EXERCISE DETAILS:
If a line of the records contains the word "icon", list it.

[Interface dataset entries]
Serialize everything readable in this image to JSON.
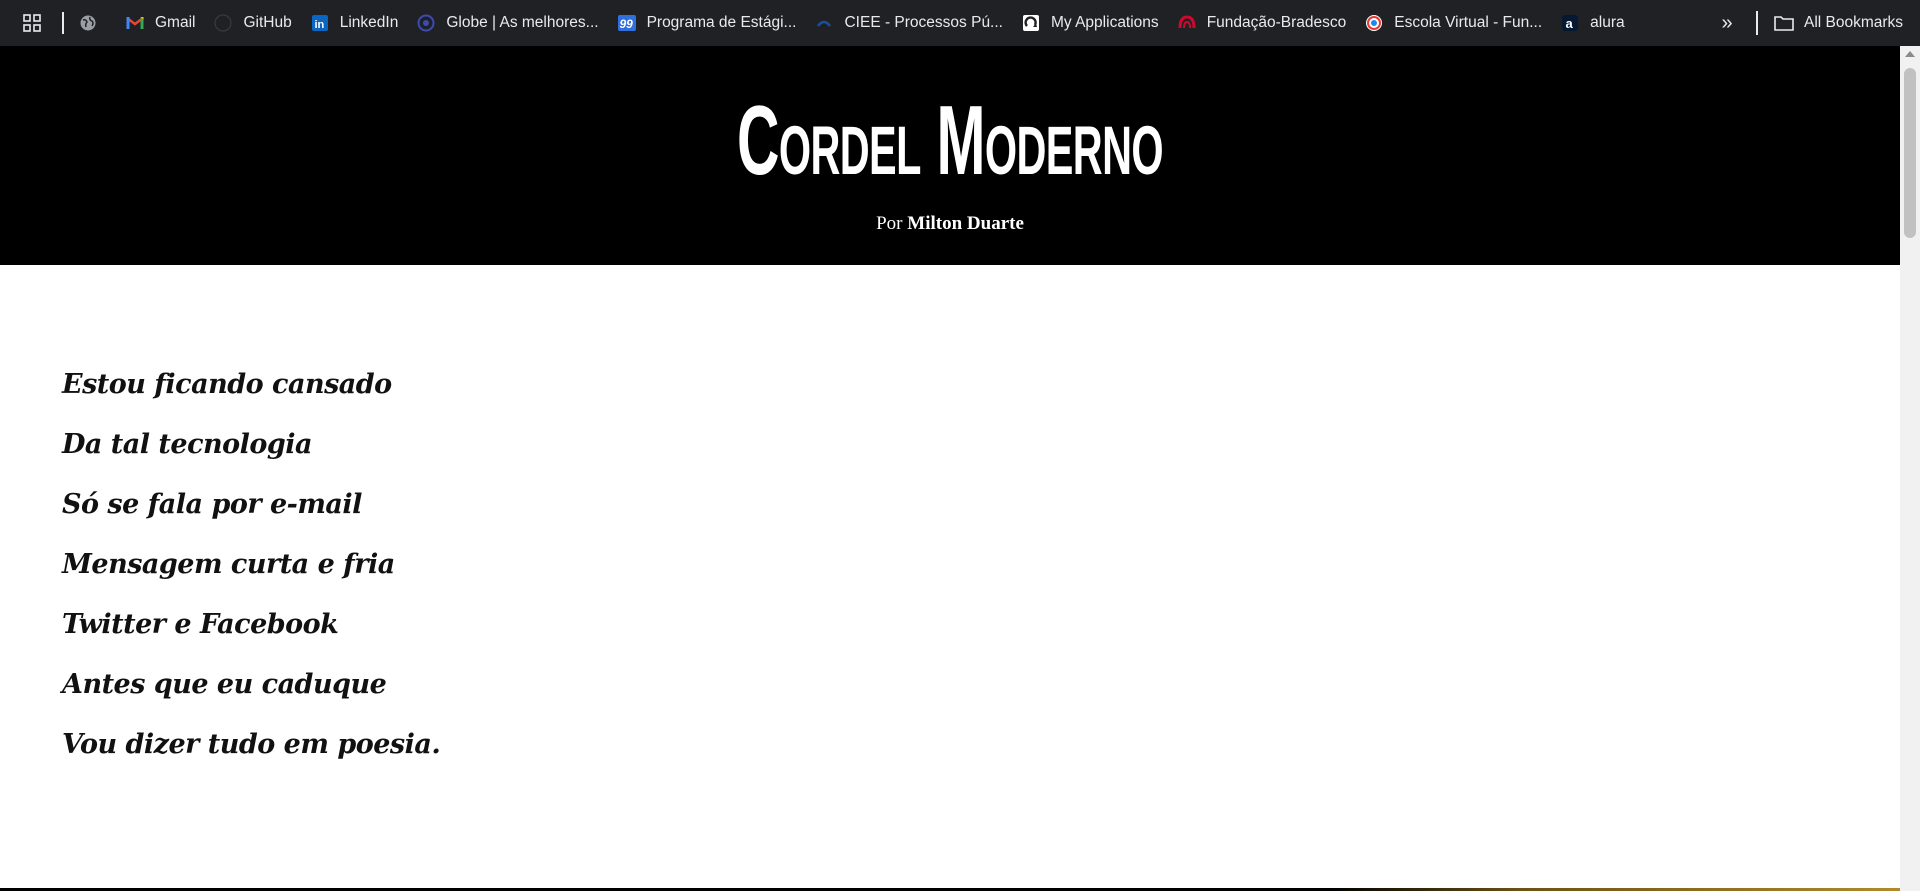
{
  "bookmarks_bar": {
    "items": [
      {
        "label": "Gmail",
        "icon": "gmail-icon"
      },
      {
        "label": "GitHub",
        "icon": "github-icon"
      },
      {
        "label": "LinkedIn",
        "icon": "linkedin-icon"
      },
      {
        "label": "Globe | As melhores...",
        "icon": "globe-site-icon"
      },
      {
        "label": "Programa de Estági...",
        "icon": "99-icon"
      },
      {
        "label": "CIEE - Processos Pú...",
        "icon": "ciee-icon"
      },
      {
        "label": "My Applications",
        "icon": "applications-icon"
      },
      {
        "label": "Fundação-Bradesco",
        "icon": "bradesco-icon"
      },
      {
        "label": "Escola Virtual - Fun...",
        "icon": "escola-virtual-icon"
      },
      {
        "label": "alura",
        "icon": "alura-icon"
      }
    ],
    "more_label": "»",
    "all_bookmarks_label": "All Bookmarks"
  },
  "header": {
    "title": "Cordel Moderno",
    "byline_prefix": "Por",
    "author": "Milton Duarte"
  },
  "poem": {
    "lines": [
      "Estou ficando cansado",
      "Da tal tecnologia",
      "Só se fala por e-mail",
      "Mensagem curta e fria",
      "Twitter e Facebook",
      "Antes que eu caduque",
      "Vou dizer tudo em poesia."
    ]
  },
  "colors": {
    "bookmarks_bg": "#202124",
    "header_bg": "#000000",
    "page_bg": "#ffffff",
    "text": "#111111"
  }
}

SOLVED EXERCISE:
        "icon": "gmail-icon"
        "icon": "github-icon"
        "icon": "linkedin-icon"
        "icon": "globe-site-icon"
        "icon": "99-icon"
        "icon": "ciee-icon"
        "icon": "applications-icon"
        "icon": "bradesco-icon"
        "icon": "escola-virtual-icon"
        "icon": "alura-icon"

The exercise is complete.